══ Provided information

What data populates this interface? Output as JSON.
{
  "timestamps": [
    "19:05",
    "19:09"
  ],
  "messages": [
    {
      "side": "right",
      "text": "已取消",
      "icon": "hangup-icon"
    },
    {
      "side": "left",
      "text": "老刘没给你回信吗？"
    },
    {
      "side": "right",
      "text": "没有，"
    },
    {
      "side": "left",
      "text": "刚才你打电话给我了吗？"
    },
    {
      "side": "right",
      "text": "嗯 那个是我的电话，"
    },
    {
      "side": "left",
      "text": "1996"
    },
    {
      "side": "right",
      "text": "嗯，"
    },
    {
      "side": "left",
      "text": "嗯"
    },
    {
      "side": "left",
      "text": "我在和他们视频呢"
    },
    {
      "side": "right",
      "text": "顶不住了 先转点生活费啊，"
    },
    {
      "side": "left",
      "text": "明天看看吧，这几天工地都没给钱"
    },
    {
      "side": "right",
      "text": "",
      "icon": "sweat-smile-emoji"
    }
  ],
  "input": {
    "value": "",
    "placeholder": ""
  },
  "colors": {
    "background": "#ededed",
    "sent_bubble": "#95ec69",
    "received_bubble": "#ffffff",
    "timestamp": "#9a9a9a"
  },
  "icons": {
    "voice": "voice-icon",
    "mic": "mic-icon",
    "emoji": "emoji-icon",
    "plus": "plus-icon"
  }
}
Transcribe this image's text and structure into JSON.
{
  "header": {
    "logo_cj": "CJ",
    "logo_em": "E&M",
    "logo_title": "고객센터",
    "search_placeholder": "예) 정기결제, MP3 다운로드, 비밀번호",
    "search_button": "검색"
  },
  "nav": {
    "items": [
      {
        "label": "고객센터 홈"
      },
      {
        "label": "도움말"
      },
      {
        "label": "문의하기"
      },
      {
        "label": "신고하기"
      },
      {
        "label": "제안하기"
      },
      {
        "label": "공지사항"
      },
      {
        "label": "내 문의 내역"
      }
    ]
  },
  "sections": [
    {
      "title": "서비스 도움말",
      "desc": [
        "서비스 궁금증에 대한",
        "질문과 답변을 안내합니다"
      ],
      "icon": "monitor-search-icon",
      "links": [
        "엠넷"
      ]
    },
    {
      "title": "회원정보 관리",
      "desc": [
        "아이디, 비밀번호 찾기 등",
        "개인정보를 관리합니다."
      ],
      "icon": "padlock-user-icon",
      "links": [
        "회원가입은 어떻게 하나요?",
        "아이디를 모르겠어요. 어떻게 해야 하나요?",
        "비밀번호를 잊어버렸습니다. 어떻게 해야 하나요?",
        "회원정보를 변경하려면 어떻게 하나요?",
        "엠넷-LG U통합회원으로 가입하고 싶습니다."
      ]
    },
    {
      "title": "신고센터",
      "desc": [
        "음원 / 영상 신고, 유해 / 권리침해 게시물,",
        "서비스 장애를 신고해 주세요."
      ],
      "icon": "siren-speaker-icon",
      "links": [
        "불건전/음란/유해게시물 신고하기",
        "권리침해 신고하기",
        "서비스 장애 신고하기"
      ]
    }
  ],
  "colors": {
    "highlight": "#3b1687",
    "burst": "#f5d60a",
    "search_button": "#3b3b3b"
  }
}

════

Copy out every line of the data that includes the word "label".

_Response to the exercise_
        "label": "고객센터 홈"
        "label": "도움말"
        "label": "문의하기"
        "label": "신고하기"
        "label": "제안하기"
        "label": "공지사항"
        "label": "내 문의 내역"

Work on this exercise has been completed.